Search the entries below for "true", and copy each line where it appears.

Input records -
§ §

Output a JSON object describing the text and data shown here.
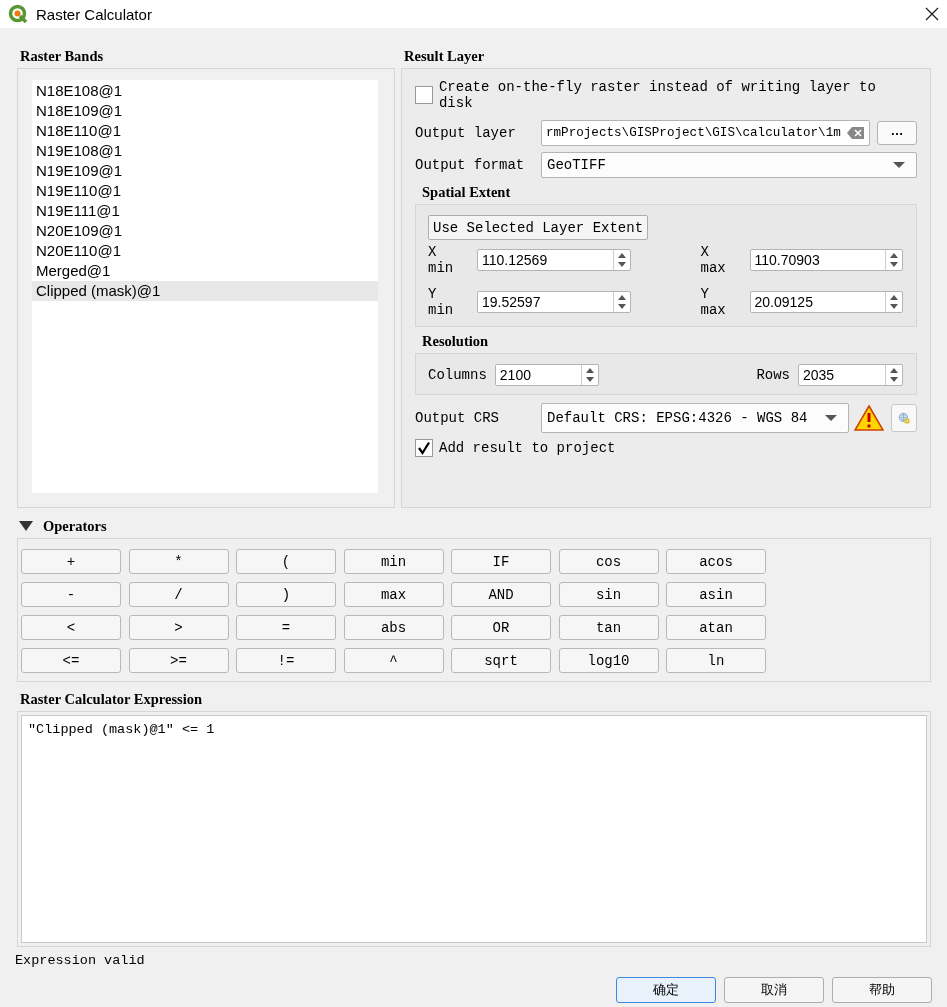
{
  "window": {
    "title": "Raster Calculator"
  },
  "raster_bands": {
    "title": "Raster Bands",
    "items": [
      {
        "label": "N18E108@1",
        "selected": false
      },
      {
        "label": "N18E109@1",
        "selected": false
      },
      {
        "label": "N18E110@1",
        "selected": false
      },
      {
        "label": "N19E108@1",
        "selected": false
      },
      {
        "label": "N19E109@1",
        "selected": false
      },
      {
        "label": "N19E110@1",
        "selected": false
      },
      {
        "label": "N19E111@1",
        "selected": false
      },
      {
        "label": "N20E109@1",
        "selected": false
      },
      {
        "label": "N20E110@1",
        "selected": false
      },
      {
        "label": "Merged@1",
        "selected": false
      },
      {
        "label": "Clipped (mask)@1",
        "selected": true
      }
    ]
  },
  "result_layer": {
    "title": "Result Layer",
    "on_the_fly": {
      "label": "Create on-the-fly raster instead of writing layer to disk",
      "checked": false
    },
    "output_layer": {
      "label": "Output layer",
      "value": "rmProjects\\GISProject\\GIS\\calculator\\1m",
      "browse": "…"
    },
    "output_format": {
      "label": "Output format",
      "value": "GeoTIFF"
    },
    "spatial_extent": {
      "title": "Spatial Extent",
      "button": "Use Selected Layer Extent",
      "fields": [
        {
          "label": "X min",
          "value": "110.12569"
        },
        {
          "label": "X max",
          "value": "110.70903"
        },
        {
          "label": "Y min",
          "value": "19.52597"
        },
        {
          "label": "Y max",
          "value": "20.09125"
        }
      ]
    },
    "resolution": {
      "title": "Resolution",
      "fields": [
        {
          "label": "Columns",
          "value": "2100"
        },
        {
          "label": "Rows",
          "value": "2035"
        }
      ]
    },
    "output_crs": {
      "label": "Output CRS",
      "value": "Default CRS: EPSG:4326 - WGS 84"
    },
    "add_to_project": {
      "label": "Add result to project",
      "checked": true
    }
  },
  "operators": {
    "title": "Operators",
    "expanded": true,
    "buttons": [
      "+",
      "*",
      "(",
      "min",
      "IF",
      "cos",
      "acos",
      "-",
      "/",
      ")",
      "max",
      "AND",
      "sin",
      "asin",
      "<",
      ">",
      "=",
      "abs",
      "OR",
      "tan",
      "atan",
      "<=",
      ">=",
      "!=",
      "^",
      "sqrt",
      "log10",
      "ln"
    ]
  },
  "expression": {
    "title": "Raster Calculator Expression",
    "value": "\"Clipped (mask)@1\" <= 1"
  },
  "status": "Expression valid",
  "buttons": [
    {
      "label": "确定",
      "focused": true
    },
    {
      "label": "取消",
      "focused": false
    },
    {
      "label": "帮助",
      "focused": false
    }
  ]
}
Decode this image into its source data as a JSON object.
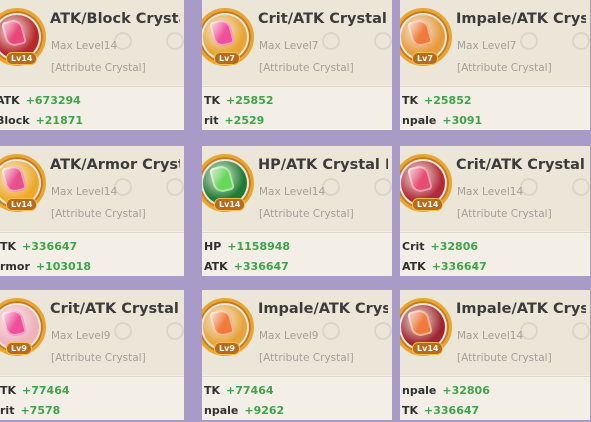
{
  "cards": [
    {
      "title": "ATK/Block Crystal",
      "max_level": "Max Level14",
      "attribute": "[Attribute Crystal]",
      "badge_level": "Lv14",
      "core_color": "#b7282c",
      "gem_color": "#e8477a",
      "stats": [
        {
          "name": "ATK",
          "value": "+673294"
        },
        {
          "name": "Block",
          "value": "+21871"
        }
      ]
    },
    {
      "title": "Crit/ATK Crystal",
      "max_level": "Max Level7",
      "attribute": "[Attribute Crystal]",
      "badge_level": "Lv7",
      "core_color": "#e8a533",
      "gem_color": "#ef4f9b",
      "stats": [
        {
          "name": "TK",
          "value": "+25852"
        },
        {
          "name": "rit",
          "value": "+2529"
        }
      ]
    },
    {
      "title": "Impale/ATK Crysta",
      "max_level": "Max Level7",
      "attribute": "[Attribute Crystal]",
      "badge_level": "Lv7",
      "core_color": "#e79a3a",
      "gem_color": "#f07a3b",
      "stats": [
        {
          "name": "TK",
          "value": "+25852"
        },
        {
          "name": "npale",
          "value": "+3091"
        }
      ]
    },
    {
      "title": "ATK/Armor Cryst",
      "max_level": "Max Level14",
      "attribute": "[Attribute Crystal]",
      "badge_level": "Lv14",
      "core_color": "#efa929",
      "gem_color": "#e7508c",
      "stats": [
        {
          "name": "TK",
          "value": "+336647"
        },
        {
          "name": "rmor",
          "value": "+103018"
        }
      ]
    },
    {
      "title": "HP/ATK Crystal I",
      "max_level": "Max Level14",
      "attribute": "[Attribute Crystal]",
      "badge_level": "Lv14",
      "core_color": "#1f7b34",
      "gem_color": "#67d65a",
      "stats": [
        {
          "name": "HP",
          "value": "+1158948"
        },
        {
          "name": "ATK",
          "value": "+336647"
        }
      ]
    },
    {
      "title": "Crit/ATK Crystal",
      "max_level": "Max Level14",
      "attribute": "[Attribute Crystal]",
      "badge_level": "Lv14",
      "core_color": "#b22a39",
      "gem_color": "#e74c73",
      "stats": [
        {
          "name": "Crit",
          "value": "+32806"
        },
        {
          "name": "ATK",
          "value": "+336647"
        }
      ]
    },
    {
      "title": "Crit/ATK Crystal",
      "max_level": "Max Level9",
      "attribute": "[Attribute Crystal]",
      "badge_level": "Lv9",
      "core_color": "#f0b1bd",
      "gem_color": "#ef4f9b",
      "stats": [
        {
          "name": "TK",
          "value": "+77464"
        },
        {
          "name": "rit",
          "value": "+7578"
        }
      ]
    },
    {
      "title": "Impale/ATK Crystal",
      "max_level": "Max Level9",
      "attribute": "[Attribute Crystal]",
      "badge_level": "Lv9",
      "core_color": "#e8a33a",
      "gem_color": "#f07a3b",
      "stats": [
        {
          "name": "TK",
          "value": "+77464"
        },
        {
          "name": "npale",
          "value": "+9262"
        }
      ]
    },
    {
      "title": "Impale/ATK Crystal",
      "max_level": "Max Level14",
      "attribute": "[Attribute Crystal]",
      "badge_level": "Lv14",
      "core_color": "#9f2630",
      "gem_color": "#f07a3b",
      "stats": [
        {
          "name": "npale",
          "value": "+32806"
        },
        {
          "name": "TK",
          "value": "+336647"
        }
      ]
    }
  ]
}
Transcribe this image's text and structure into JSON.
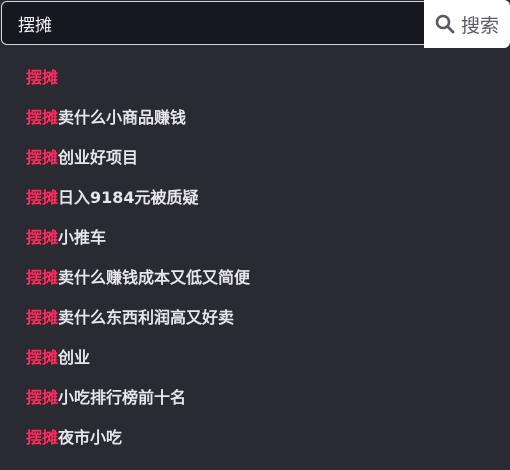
{
  "search": {
    "query": "摆摊",
    "button_label": "搜索",
    "button_icon": "search-icon"
  },
  "suggestions": [
    {
      "highlight": "摆摊",
      "rest": ""
    },
    {
      "highlight": "摆摊",
      "rest": "卖什么小商品赚钱"
    },
    {
      "highlight": "摆摊",
      "rest": "创业好项目"
    },
    {
      "highlight": "摆摊",
      "rest": "日入9184元被质疑"
    },
    {
      "highlight": "摆摊",
      "rest": "小推车"
    },
    {
      "highlight": "摆摊",
      "rest": "卖什么赚钱成本又低又简便"
    },
    {
      "highlight": "摆摊",
      "rest": "卖什么东西利润高又好卖"
    },
    {
      "highlight": "摆摊",
      "rest": "创业"
    },
    {
      "highlight": "摆摊",
      "rest": "小吃排行榜前十名"
    },
    {
      "highlight": "摆摊",
      "rest": "夜市小吃"
    }
  ],
  "colors": {
    "highlight": "#ff2b5e",
    "background": "#2a2a33",
    "input_background": "#171720"
  }
}
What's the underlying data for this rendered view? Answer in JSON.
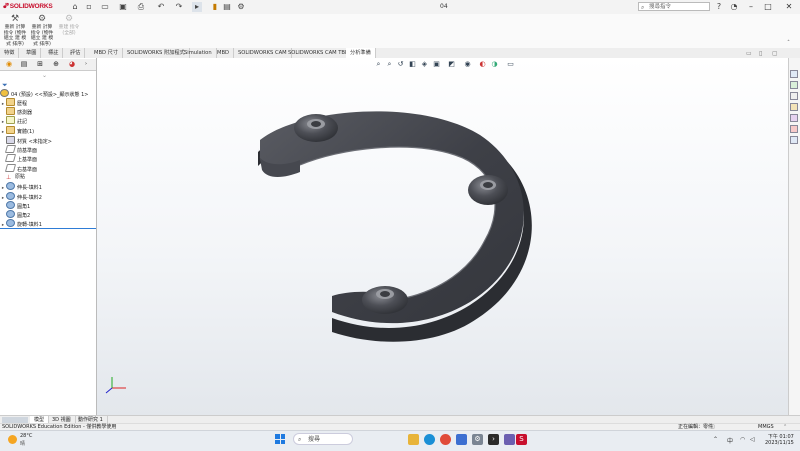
{
  "app": {
    "logo_text": "SOLIDWORKS",
    "window_title": "04"
  },
  "search": {
    "placeholder": "搜尋指令"
  },
  "ribbon": {
    "btn1": "重新 計算 指令 (物件 組立 建 模式 排序)",
    "btn2": "重新 計算 指令 (物件 組立 建 模式 排序)",
    "btn3": "重建 指令 (全部)"
  },
  "tabs": [
    "特徵",
    "草圖",
    "標註",
    "評估",
    "MBD 尺寸",
    "SOLIDWORKS 附加程式",
    "Simulation",
    "MBD",
    "SOLIDWORKS CAM",
    "SOLIDWORKS CAM TBM",
    "分析準備"
  ],
  "tree": {
    "root": "04 (預設) <<預設>_顯示狀態 1>",
    "items": [
      "歷程",
      "感測器",
      "註記",
      "實體(1)",
      "材質 <未指定>",
      "前基準面",
      "上基準面",
      "右基準面",
      "原點",
      "伸長-填料1",
      "伸長-填料2",
      "圓角1",
      "圓角2",
      "旋轉-填料1"
    ]
  },
  "bottom_tabs": [
    "模型",
    "3D 視圖",
    "動作研究 1"
  ],
  "status": {
    "left": "SOLIDWORKS Education Edition - 僅供教學使用",
    "editing": "正在編輯：零件",
    "units": "MMGS"
  },
  "taskbar": {
    "weather_temp": "28°C",
    "weather_desc": "晴",
    "search_placeholder": "搜尋",
    "time": "下午 01:07",
    "date": "2023/11/15"
  },
  "colors": {
    "accent": "#c8102e",
    "part": "#3d3f45",
    "selection_line": "#2e7cd6"
  },
  "icons": [
    "home-icon",
    "new-icon",
    "open-icon",
    "save-icon",
    "print-icon",
    "undo-icon",
    "redo-icon",
    "select-icon",
    "options-icon"
  ]
}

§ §

Response for this exercise -
        "selected": true
      "checked": true
    "expanded": true,
      "focused": true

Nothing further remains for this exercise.